Roll into sticks on potato starch-covered surface. Shape white dough into a 10 cm by 7 cm ellipse.
Place smaller pink dough on top of white dough.
Add honey-pickled burdock in the center. Put white miso bean paste in front of the burdock.
Fold in half to create Hanabira Mochi. That’s how you make Hanabira Mochi! Itadakimasu!
Where to enjoy Hanabira Mochi?
Tsuruya Yoshinobu (鶴屋吉信)
Tsuruya Yoshinobu is a famous traditional Japanese sweet shop in Kyoto. Many people choose Tsuruya Yoshinobu for gifts to clients and important individuals. They have a product called “Gosokyou” (Imperial Palace Mirror), which reflects their elegance. What’s unique is that they don’t call it “Hanabira Mochi.” When you take a bite of their soft gyuhi (rice flour dough), it brings happiness instantly.
Suetomi Takashimaya (末富 髙島屋京都店)

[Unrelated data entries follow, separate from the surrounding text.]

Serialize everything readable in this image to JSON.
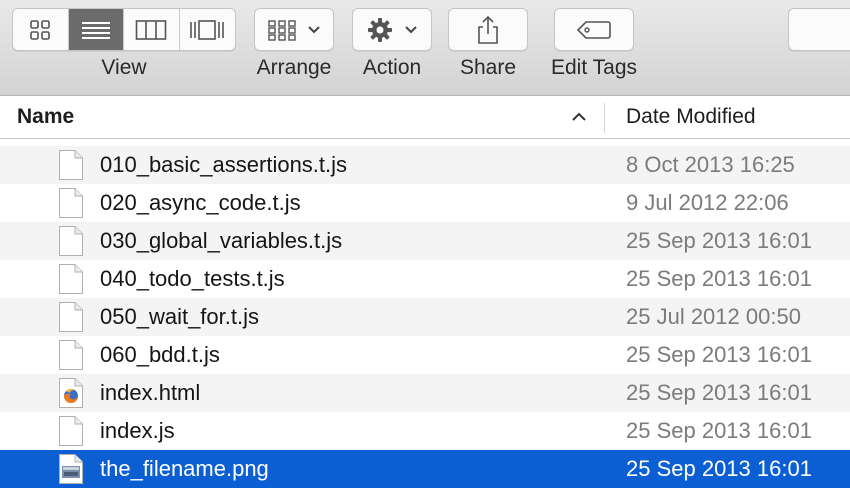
{
  "toolbar": {
    "view_label": "View",
    "arrange_label": "Arrange",
    "action_label": "Action",
    "share_label": "Share",
    "edit_tags_label": "Edit Tags",
    "view_modes": [
      {
        "icon": "icon-view-icon",
        "active": false
      },
      {
        "icon": "list-view-icon",
        "active": true
      },
      {
        "icon": "column-view-icon",
        "active": false
      },
      {
        "icon": "cover-flow-icon",
        "active": false
      }
    ]
  },
  "columns": {
    "name": "Name",
    "date_modified": "Date Modified",
    "sort": "ascending"
  },
  "files": [
    {
      "name": "010_basic_assertions.t.js",
      "date": "8 Oct 2013 16:25",
      "icon": "document-icon"
    },
    {
      "name": "020_async_code.t.js",
      "date": "9 Jul 2012 22:06",
      "icon": "document-icon"
    },
    {
      "name": "030_global_variables.t.js",
      "date": "25 Sep 2013 16:01",
      "icon": "document-icon"
    },
    {
      "name": "040_todo_tests.t.js",
      "date": "25 Sep 2013 16:01",
      "icon": "document-icon"
    },
    {
      "name": "050_wait_for.t.js",
      "date": "25 Jul 2012 00:50",
      "icon": "document-icon"
    },
    {
      "name": "060_bdd.t.js",
      "date": "25 Sep 2013 16:01",
      "icon": "document-icon"
    },
    {
      "name": "index.html",
      "date": "25 Sep 2013 16:01",
      "icon": "firefox-document-icon"
    },
    {
      "name": "index.js",
      "date": "25 Sep 2013 16:01",
      "icon": "document-icon"
    },
    {
      "name": "the_filename.png",
      "date": "25 Sep 2013 16:01",
      "icon": "image-document-icon",
      "selected": true
    }
  ],
  "colors": {
    "selection": "#0b5fd3",
    "alt_row": "#f4f4f4",
    "date_text": "#7b7b7b"
  }
}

Suetomi serves a delightful specialty: Thick Habutae Mochi with Petals. It outshines competitors with its chewy, flavorful rice cakes. When you bite into one, you’ll experience pure joy and luxury. The addition of burdock lends a fantastic taste to this Japanese sweet. It’s my top pick from Suetomi, offering a unique and satisfying dessert experience that beats other options in town.
Tawaraya Yoshitomi is a tiny Kyoto confectionery shop known for its cozy size. They make incredibly smooth rice cakes in an elegant and inviting atmosphere. Unlike other places with thicker petal mochi, Tawaraya Yoshitomi serves a more delicate and petite option, ideal for those who prefer a smaller, graceful treat. It’s the perfect place for anyone who wants to experience Kyoto’s traditional charm on a smaller scale.
In summary, Hanabira Mochi is a delightful Japanese treat that looks and tastes great. Its colorful and petal-like appearance shows Japanese skill. The mochi is soft, chewy, and sweet, making it a tasty treat. People enjoy it during ceremonies or just for fun. Hanabira Mochi represents Japan’s culture and cooking talent. It brings happiness and memories to people who try it. This special treat is a symbol of Japan’s rich food history and makes people happy, whether they’re from Japan or visiting. It’s a sweet tradition that continues to bring joy to many. If you’re interested in making your own, how about following our recipes?
If you’re a fan of mochi, check out the articles below for more fascinating reads!